Cover design by Christopher Brand for Tin House Books
November 22, 1963 was a Friday – just as today is. On that particular Friday, I walked into my 7th grade English class to find our teacher uncharacteristically sitting on top of her desk instead of behind it, staring out thru the oversized windows as we filed into the room. It was unusually quiet – she didn’t greet us as we walked in so so we just followed her lead, sitting down at our own desks without our usual chittering.
Once our desks were filled, all of us staring at our teacher at the front of the room who was staring off to the side, our social studies teacher walked in. His name is stuck in my head although hers is long gone. I thought it odd that he had come into a room that was reserved for studying books and diagramming sentences while he taught history on another part of the floor.
He spoke to us briefly and announced that President Kennedy had been shot. We sat there silently as he talked. At 12 years old in 1963, we had no reference for what he was saying. We only knew that after he was done, we were dismissed and told we could go home early.
At our apartment I turned on the old black-and-white television. All of the channels – we only had seven to choose from at the time – were taken by news reports of the shooting. I remember hearing Walter Cronkite – a voice I recognized easily from the Sunday nights I watched The Twentieth Century – reporting about the events in Dallas. At one point, he looked up at the camera, took of his thick framed black glasses, and with an uncharacteristic catch in his voice, announced that President Kennedy was dead (video here).
I had my looseleaf binder spread out on the living room floor and was finishing my homework with an assortment of pens and pencils. My mother was in the kitchen making preparations for our usual Friday night meal of chopped liver, sour pickles, roast chicken, and fresh challah. I don’t remember either one of us reacting in any surprised way or doing anything different that we usually did on a Friday afternoon.
I understood the implications of it – after all I was raised in a world of weekly duck-and-cover drills with threats of imminent atomic destruction. But there was something ordinary about.
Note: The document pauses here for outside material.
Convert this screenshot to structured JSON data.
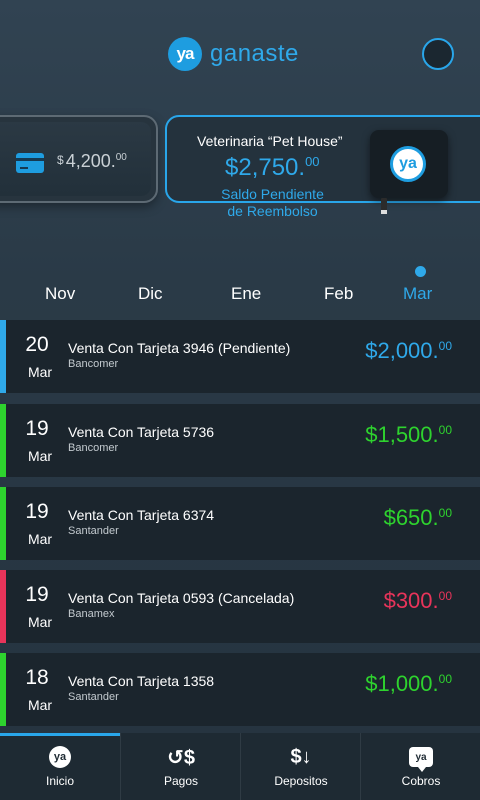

Maybe because it was coming thru the television screen which was more a tool of Disney cartoons and half hour dramas. But my world didn’t seem changed. My books were still in front of me. My mother was in the kitchen. In a few hours my father would be home, to sit at the table in his shteck shoes after taking off his work boots and socks. We all seemed safe and unchanged.
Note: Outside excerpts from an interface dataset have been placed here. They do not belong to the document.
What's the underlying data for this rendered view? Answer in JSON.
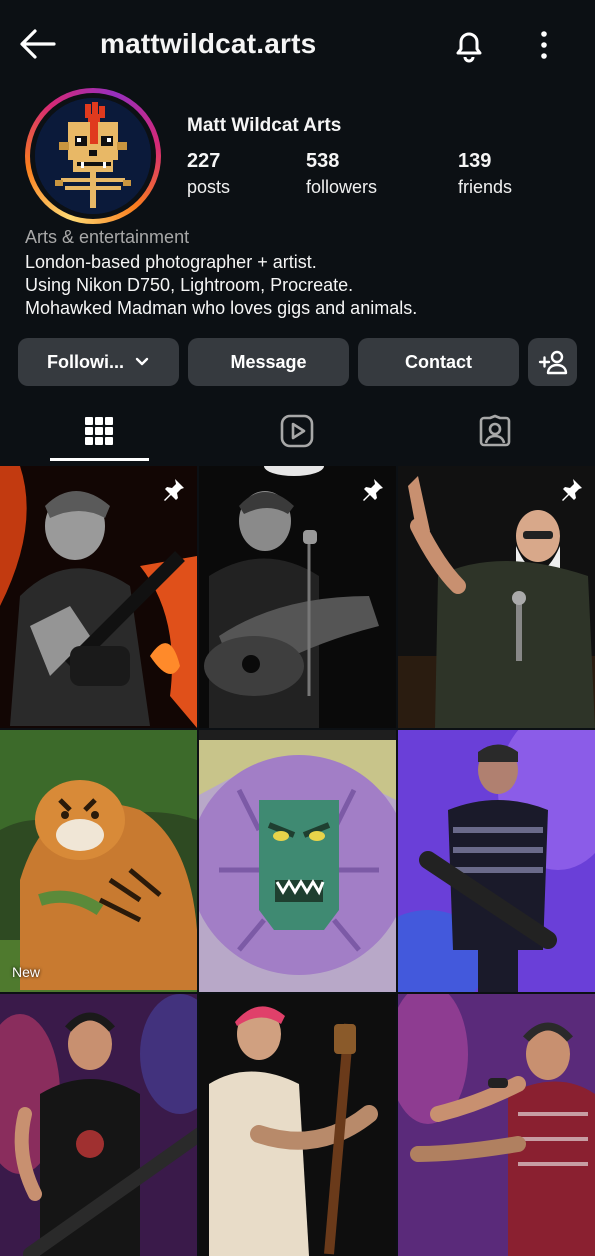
{
  "header": {
    "username": "mattwildcat.arts",
    "back_icon": "arrow-left-icon",
    "bell_icon": "bell-icon",
    "more_icon": "more-vertical-icon"
  },
  "profile": {
    "display_name": "Matt Wildcat Arts",
    "stats": [
      {
        "value": "227",
        "label": "posts"
      },
      {
        "value": "538",
        "label": "followers"
      },
      {
        "value": "139",
        "label": "friends"
      }
    ],
    "category": "Arts & entertainment",
    "bio": [
      "London-based photographer + artist.",
      "Using Nikon D750, Lightroom, Procreate.",
      "Mohawked Madman who loves gigs and animals."
    ]
  },
  "actions": {
    "following": "Followi...",
    "message": "Message",
    "contact": "Contact",
    "add_person_icon": "add-person-icon"
  },
  "tabs": [
    {
      "icon": "grid-icon",
      "active": true
    },
    {
      "icon": "reels-icon",
      "active": false
    },
    {
      "icon": "tagged-icon",
      "active": false
    }
  ],
  "posts": [
    {
      "pinned": true,
      "label": ""
    },
    {
      "pinned": true,
      "label": ""
    },
    {
      "pinned": true,
      "label": ""
    },
    {
      "pinned": false,
      "label": "New"
    },
    {
      "pinned": false,
      "label": ""
    },
    {
      "pinned": false,
      "label": ""
    },
    {
      "pinned": false,
      "label": ""
    },
    {
      "pinned": false,
      "label": ""
    },
    {
      "pinned": false,
      "label": ""
    }
  ],
  "colors": {
    "background": "#0c1014",
    "button": "#363a3f",
    "muted_text": "#a8a8a8"
  }
}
What I didn’t know was how much the world had changed. How much change was coming. And how I was at the beginning of a most incredible decade.
[h/t to Letterology for the lead in…]